Background: Knowledge of the consequences of heterozygous mutations of developmentally important genes is important for understanding human genetic disorders. The Gli3 gene encodes a zinc finger transcription factor and homozygous loss-of-function mutations of Gli3 are lethal. Humans heterozygous for mutations in this gene suffer Greig cephalopolysyndactyly or Pallister-Hall syndromes, in which limb defects are prominent, and mice heterozygous for similar mutations have extra digits. Here we examined whether eye development, which is abnormal in mice lacking functional Gli3, is defective in Gli3(+/-) mice.

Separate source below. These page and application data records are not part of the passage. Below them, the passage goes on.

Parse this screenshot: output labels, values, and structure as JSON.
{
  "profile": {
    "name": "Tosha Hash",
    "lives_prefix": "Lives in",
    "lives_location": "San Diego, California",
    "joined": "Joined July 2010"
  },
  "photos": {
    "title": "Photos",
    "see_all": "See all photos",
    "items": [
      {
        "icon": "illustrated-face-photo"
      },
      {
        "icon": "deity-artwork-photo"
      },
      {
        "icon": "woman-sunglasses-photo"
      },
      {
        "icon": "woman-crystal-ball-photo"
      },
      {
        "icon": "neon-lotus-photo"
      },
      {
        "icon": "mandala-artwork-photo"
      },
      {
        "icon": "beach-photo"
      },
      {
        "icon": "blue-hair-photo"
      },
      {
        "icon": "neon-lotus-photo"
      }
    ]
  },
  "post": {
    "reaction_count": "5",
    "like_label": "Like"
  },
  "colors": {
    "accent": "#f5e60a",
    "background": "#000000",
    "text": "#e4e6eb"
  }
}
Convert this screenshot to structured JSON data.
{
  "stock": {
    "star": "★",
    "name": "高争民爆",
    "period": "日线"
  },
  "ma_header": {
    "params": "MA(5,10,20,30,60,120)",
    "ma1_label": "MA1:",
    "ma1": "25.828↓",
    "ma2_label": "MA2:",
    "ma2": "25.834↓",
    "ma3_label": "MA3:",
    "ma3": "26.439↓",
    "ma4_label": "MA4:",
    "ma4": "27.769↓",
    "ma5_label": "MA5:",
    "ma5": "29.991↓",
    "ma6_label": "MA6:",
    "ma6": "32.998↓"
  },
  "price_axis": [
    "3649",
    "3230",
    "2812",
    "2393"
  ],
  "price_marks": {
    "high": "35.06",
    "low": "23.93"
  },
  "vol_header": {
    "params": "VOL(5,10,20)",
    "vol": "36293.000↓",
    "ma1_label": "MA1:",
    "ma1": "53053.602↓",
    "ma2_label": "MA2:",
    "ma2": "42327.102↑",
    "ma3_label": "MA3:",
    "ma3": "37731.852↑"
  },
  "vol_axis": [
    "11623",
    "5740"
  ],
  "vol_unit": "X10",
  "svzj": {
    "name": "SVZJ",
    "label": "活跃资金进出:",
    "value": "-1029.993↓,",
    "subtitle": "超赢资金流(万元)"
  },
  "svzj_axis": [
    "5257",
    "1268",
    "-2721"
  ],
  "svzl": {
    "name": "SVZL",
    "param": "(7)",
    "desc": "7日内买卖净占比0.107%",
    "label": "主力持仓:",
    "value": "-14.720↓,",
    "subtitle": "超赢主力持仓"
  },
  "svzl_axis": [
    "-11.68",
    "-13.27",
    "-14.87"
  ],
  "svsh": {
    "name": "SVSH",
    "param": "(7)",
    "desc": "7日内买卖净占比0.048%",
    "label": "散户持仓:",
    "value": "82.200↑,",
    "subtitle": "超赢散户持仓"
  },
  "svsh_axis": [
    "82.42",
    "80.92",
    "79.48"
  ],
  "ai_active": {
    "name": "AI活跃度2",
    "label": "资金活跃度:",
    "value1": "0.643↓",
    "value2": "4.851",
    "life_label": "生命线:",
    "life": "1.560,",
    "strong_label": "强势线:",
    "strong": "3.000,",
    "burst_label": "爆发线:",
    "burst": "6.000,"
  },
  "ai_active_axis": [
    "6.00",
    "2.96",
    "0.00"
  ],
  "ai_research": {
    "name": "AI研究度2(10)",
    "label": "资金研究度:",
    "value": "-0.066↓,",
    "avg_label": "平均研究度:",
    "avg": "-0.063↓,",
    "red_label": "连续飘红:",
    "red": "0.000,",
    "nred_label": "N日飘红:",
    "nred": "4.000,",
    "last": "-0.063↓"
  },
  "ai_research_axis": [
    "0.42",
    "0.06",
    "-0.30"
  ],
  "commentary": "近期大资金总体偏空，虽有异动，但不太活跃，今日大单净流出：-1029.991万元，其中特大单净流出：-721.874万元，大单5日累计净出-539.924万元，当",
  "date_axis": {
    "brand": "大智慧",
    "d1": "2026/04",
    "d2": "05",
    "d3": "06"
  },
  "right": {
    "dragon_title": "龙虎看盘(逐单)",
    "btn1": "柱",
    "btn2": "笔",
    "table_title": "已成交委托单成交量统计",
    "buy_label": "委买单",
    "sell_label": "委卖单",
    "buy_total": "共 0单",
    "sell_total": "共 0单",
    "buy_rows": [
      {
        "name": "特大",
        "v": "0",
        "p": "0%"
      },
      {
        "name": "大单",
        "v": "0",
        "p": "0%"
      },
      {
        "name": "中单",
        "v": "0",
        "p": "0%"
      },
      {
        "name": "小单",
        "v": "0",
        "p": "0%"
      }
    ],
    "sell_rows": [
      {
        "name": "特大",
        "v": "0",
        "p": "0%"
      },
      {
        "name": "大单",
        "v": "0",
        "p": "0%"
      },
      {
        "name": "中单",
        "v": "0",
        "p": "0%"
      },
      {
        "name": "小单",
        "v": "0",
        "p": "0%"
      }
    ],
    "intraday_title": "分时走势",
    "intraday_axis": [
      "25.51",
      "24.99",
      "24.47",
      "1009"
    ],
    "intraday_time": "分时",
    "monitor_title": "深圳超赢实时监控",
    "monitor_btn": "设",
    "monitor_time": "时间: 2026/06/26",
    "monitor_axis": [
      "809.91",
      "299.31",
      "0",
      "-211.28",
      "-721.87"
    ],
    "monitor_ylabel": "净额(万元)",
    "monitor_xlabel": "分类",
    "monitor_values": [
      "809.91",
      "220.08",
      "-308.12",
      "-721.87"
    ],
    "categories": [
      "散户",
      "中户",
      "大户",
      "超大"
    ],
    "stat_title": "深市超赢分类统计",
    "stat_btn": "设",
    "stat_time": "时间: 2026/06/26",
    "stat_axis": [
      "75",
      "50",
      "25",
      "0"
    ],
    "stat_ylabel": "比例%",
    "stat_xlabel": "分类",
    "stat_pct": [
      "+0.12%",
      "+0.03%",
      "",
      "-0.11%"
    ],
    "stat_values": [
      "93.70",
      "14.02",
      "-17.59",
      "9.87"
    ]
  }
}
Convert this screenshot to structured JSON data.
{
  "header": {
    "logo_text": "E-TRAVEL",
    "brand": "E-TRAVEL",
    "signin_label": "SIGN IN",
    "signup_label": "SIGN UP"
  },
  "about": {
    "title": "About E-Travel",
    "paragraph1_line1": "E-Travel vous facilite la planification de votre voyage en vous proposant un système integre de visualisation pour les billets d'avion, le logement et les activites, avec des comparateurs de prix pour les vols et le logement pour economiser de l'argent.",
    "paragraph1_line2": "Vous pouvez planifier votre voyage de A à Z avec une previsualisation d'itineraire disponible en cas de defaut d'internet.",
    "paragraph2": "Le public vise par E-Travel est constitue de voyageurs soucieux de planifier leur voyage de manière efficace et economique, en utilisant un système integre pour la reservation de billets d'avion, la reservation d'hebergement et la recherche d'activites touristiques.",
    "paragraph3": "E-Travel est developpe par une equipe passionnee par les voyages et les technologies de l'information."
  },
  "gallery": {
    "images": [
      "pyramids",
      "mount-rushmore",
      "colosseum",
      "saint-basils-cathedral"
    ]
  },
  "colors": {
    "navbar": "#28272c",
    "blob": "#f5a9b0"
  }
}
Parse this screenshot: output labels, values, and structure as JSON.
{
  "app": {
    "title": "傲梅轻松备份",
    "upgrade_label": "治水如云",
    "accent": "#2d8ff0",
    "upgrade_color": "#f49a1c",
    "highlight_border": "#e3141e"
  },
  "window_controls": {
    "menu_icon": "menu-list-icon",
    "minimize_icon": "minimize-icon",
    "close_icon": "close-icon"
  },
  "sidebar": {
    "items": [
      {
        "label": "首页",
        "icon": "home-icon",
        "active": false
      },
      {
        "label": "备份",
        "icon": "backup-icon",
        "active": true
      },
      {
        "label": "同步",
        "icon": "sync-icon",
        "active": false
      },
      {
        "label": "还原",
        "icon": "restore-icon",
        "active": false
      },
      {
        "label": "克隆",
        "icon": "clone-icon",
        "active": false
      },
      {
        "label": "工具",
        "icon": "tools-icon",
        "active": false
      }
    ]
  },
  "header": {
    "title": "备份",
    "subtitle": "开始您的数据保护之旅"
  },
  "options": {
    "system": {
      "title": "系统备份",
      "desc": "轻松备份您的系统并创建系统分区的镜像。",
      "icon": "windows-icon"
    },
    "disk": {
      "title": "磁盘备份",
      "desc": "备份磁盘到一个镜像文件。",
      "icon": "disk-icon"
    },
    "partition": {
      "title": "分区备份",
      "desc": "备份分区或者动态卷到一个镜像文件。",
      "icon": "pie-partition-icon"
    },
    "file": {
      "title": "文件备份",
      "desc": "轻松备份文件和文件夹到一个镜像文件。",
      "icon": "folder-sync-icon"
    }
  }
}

Results: We showed that Gli3 is expressed in the developing eye but that Gli3(+/-) mice have only very subtle eye defects. We then generated mice compound heterozygous for mutations in both Gli3 and Pax6, which encodes another developmentally important transcription factor known to be crucial for eye development. Pax6(+/-); Gli3(+/-) eyes were compared to the eyes of wild-type, Pax6(+/-) or Gli3(+/-) siblings. They exhibited a range of abnormalities of the retina, iris, lens and cornea that was more extensive than in single Gli3(+/-) or Pax6(+/-) mutants or than would be predicted by addition of their phenotypes.
Conclusion: These findings indicate that heterozygous mutations of Gli3 can impact on eye development. The importance of a normal Gli3 gene dosage becomes greater in the absence of a normal Pax6 gene dosage, suggesting that the two genes co-operate during eye morphogenesis.
- mutant extra-toes
- nasal dvelopment